The Impact of COVID-19 on Overdose Deaths

In January of 2020, the first case of COVID-19 was reported in the United States. Since then, the U.S. has recorded 33 million cases and more than 500,000 deaths related to COVID-19. The novel Coronavirus has not just created a worldwide pandemic, it has also exacerbated an already existing public health crisis in this country: The opiate epidemic.

Over the last two decades, overdose deaths continuously climbed every year from less than 20,000 in 1999 to around 70,000 recorded deaths in 2017. Then, the numbers finally seemed to reach a plateau in 2018 and 2019. However, in 2020, over 81,000 Americans lost their lives as a result of overdoses, which is a sharp increase compared to the 69,000 deaths recorded just 12 months prior. The 2020 figure is the highest number ever recorded. Unfortunately, the predicted numbers indicate that next year’s figures will be even higher.

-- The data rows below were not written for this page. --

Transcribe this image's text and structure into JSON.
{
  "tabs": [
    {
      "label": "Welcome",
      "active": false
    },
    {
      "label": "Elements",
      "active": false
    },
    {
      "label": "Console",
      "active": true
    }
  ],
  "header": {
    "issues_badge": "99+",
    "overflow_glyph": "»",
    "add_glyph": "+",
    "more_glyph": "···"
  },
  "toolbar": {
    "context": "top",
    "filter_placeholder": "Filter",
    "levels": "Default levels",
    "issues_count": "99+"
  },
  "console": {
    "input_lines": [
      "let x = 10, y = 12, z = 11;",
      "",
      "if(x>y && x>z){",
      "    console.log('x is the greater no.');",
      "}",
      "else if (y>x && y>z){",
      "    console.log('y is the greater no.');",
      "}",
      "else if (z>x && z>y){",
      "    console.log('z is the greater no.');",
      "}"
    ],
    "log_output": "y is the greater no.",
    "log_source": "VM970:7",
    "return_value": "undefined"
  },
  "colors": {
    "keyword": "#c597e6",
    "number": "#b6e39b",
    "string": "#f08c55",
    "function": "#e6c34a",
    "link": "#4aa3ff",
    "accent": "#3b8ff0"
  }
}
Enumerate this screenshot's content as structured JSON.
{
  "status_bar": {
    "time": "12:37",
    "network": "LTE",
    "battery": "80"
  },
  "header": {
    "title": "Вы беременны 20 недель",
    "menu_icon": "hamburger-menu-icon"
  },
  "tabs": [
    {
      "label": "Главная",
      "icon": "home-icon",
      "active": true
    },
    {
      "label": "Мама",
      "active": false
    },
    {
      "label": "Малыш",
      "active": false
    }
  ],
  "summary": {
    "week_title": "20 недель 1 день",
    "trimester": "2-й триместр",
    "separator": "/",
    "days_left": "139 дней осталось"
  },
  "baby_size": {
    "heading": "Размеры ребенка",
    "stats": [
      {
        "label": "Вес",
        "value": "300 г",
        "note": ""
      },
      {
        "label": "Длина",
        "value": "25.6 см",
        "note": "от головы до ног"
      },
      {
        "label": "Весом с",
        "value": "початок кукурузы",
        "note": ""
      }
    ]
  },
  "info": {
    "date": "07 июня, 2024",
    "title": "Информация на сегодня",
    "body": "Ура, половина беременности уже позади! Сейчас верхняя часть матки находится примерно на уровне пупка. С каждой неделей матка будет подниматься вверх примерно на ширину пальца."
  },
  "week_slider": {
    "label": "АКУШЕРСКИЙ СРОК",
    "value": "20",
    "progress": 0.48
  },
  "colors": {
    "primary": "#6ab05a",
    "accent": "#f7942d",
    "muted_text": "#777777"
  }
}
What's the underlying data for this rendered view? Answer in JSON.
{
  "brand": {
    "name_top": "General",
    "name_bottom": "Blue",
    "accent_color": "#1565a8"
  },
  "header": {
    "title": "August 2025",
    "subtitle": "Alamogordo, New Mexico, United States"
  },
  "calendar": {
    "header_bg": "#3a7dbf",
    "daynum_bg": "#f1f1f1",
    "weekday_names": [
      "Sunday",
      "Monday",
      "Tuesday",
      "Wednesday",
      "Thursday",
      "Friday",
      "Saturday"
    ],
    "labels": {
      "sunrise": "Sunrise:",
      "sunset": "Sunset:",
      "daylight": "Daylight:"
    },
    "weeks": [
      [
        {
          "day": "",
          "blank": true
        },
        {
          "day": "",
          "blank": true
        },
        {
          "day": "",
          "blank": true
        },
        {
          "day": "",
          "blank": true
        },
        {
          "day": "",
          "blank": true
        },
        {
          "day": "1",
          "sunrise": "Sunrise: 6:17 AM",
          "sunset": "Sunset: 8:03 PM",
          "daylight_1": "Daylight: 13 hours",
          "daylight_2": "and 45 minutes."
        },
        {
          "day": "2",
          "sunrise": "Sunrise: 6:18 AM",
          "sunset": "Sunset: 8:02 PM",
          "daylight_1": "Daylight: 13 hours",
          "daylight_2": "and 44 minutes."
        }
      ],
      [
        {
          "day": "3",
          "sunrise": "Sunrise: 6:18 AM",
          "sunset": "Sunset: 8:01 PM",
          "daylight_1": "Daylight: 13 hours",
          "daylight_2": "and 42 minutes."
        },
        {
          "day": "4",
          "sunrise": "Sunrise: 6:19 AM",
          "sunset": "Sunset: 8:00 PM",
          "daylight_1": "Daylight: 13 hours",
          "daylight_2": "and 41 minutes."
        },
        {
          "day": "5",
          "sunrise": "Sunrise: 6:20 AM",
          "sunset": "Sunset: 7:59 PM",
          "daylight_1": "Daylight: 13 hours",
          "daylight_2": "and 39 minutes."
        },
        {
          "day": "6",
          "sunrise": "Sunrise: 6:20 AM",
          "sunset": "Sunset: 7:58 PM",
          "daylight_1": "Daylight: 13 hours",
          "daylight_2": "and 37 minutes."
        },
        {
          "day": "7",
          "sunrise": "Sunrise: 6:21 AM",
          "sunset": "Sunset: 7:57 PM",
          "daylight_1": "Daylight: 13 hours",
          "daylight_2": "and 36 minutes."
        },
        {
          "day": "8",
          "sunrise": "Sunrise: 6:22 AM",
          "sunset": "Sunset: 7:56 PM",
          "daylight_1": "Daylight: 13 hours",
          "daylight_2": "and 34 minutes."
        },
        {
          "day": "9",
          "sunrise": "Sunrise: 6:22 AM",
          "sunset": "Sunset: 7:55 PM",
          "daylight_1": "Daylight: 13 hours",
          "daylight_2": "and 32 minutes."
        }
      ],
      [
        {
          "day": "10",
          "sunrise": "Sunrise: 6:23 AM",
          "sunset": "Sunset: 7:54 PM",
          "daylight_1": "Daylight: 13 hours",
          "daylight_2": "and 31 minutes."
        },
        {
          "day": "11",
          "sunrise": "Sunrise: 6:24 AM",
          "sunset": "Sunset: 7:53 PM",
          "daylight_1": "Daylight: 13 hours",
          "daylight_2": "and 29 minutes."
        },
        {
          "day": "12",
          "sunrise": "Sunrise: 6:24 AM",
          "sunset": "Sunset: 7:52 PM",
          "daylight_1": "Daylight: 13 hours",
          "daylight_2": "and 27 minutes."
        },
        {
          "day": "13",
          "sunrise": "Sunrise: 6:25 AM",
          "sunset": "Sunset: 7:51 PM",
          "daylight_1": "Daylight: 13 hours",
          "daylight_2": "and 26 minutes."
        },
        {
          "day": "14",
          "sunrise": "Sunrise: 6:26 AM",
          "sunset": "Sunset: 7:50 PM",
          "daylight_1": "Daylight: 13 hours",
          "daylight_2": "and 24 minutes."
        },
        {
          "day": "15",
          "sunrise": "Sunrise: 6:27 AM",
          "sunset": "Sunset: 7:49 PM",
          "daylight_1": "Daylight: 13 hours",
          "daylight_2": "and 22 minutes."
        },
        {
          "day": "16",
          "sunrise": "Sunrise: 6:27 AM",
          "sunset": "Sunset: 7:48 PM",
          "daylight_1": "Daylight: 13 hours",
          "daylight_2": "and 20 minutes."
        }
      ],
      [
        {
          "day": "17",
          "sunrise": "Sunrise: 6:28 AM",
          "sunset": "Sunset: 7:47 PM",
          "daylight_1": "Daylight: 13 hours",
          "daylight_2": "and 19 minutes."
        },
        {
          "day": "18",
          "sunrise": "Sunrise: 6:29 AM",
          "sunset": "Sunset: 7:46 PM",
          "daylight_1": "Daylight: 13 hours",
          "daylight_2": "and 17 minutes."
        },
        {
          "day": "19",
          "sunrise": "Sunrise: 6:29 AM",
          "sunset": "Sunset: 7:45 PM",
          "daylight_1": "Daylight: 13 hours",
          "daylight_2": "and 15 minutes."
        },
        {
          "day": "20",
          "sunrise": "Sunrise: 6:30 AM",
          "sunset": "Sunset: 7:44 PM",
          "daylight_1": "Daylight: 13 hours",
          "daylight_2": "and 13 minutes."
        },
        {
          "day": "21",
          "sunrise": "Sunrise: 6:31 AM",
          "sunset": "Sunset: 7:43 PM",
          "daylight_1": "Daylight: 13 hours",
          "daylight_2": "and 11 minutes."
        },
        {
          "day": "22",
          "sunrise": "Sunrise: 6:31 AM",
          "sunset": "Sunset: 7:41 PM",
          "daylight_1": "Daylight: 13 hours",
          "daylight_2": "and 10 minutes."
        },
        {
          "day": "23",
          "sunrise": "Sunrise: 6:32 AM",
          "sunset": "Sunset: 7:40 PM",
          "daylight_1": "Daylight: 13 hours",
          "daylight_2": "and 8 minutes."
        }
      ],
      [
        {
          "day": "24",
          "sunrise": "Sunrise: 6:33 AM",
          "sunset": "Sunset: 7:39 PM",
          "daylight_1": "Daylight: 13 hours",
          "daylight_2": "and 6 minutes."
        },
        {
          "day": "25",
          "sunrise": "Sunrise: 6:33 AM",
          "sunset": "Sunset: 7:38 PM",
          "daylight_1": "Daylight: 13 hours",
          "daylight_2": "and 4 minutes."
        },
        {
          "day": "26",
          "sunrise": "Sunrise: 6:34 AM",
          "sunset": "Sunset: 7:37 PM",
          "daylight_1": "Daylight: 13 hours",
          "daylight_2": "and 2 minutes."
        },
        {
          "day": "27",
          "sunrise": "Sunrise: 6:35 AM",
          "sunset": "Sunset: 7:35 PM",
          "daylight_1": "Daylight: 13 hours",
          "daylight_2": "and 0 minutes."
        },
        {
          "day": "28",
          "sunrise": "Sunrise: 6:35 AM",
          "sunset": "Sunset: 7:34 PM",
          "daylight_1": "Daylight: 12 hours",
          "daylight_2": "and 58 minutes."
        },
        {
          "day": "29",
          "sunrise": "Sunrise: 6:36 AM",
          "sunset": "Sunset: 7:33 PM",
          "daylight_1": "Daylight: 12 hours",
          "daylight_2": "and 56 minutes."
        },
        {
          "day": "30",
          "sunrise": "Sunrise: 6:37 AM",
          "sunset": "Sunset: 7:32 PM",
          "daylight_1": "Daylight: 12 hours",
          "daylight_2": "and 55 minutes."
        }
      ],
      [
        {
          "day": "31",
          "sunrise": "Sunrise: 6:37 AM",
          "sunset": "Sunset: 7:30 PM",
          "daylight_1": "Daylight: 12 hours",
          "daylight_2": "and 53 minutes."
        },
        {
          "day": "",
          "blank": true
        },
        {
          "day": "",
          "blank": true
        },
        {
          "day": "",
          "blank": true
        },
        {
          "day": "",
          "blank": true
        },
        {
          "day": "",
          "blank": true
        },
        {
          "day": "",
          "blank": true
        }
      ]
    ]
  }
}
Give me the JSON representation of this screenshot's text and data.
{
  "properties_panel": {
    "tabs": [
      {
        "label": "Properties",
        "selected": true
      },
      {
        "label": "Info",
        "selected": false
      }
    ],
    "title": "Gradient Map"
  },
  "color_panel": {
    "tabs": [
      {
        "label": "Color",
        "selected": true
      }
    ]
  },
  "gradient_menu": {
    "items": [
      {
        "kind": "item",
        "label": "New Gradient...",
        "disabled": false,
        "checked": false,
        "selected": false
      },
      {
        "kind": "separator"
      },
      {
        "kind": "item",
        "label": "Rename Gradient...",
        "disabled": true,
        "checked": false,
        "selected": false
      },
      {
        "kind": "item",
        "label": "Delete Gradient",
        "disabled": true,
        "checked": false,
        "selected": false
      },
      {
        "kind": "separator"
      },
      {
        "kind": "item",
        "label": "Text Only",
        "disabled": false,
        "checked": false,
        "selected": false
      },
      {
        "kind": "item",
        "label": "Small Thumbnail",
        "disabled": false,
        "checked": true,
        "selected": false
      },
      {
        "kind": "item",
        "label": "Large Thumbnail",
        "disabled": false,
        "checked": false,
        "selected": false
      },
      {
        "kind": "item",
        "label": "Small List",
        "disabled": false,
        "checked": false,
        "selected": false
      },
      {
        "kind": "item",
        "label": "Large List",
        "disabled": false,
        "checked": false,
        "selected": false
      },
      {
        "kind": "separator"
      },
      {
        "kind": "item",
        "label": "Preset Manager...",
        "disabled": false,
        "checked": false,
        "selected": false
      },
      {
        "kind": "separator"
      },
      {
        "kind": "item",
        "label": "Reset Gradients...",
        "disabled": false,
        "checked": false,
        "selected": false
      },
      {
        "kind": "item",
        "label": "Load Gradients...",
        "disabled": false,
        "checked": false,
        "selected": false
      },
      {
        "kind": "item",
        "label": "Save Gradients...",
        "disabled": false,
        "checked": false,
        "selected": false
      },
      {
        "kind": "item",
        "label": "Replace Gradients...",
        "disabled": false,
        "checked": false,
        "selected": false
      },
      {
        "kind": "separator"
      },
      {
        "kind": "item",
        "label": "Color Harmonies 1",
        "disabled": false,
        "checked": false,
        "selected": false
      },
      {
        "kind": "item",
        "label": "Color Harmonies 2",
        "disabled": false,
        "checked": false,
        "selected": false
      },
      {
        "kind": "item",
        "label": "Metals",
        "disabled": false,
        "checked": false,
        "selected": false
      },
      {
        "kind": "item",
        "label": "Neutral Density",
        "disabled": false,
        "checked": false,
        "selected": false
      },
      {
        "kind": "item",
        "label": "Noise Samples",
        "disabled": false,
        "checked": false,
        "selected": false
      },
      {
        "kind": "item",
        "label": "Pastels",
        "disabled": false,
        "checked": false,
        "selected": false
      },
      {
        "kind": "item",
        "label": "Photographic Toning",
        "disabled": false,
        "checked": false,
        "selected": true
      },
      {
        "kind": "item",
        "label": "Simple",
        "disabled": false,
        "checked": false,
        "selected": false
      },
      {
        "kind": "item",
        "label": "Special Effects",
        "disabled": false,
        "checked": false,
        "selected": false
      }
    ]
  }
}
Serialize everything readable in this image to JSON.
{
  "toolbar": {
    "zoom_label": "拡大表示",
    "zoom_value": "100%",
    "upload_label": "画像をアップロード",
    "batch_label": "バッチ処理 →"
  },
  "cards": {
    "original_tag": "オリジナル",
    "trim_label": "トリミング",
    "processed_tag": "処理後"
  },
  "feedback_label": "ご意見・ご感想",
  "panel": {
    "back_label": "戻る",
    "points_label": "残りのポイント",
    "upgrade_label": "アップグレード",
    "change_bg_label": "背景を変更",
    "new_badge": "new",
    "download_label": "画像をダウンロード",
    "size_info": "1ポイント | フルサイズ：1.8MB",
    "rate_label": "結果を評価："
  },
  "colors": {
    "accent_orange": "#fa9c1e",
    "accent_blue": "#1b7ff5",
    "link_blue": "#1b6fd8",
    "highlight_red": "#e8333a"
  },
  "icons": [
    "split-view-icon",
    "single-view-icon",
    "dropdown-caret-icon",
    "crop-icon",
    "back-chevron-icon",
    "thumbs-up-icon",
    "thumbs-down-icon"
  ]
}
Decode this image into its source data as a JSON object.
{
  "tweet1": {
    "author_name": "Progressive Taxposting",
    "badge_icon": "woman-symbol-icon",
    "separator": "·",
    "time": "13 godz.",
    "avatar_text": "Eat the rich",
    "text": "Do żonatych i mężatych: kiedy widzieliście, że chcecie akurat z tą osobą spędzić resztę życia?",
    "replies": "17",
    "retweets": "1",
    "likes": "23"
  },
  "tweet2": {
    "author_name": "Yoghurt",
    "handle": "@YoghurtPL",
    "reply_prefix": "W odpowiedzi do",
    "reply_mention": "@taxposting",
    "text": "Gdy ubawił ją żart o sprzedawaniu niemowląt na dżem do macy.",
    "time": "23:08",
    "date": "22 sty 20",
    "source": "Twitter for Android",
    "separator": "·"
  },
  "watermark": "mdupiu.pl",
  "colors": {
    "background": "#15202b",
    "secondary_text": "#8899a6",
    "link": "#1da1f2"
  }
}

On the one hand, the COVID-19 pandemic has created isolation, stress, and fear, which are known drivers of substance use behaviors. On the other hand, treatment providers and mutual help groups had to move many of their services to telehealth to follow public health recommendations. However, help is still out there. If you struggle with addiction and want help or you know someone that does, you can contact the Franklin County Alcohol, Drug, and Mental Health (ADAMH) Board at 614-224-1057 or go to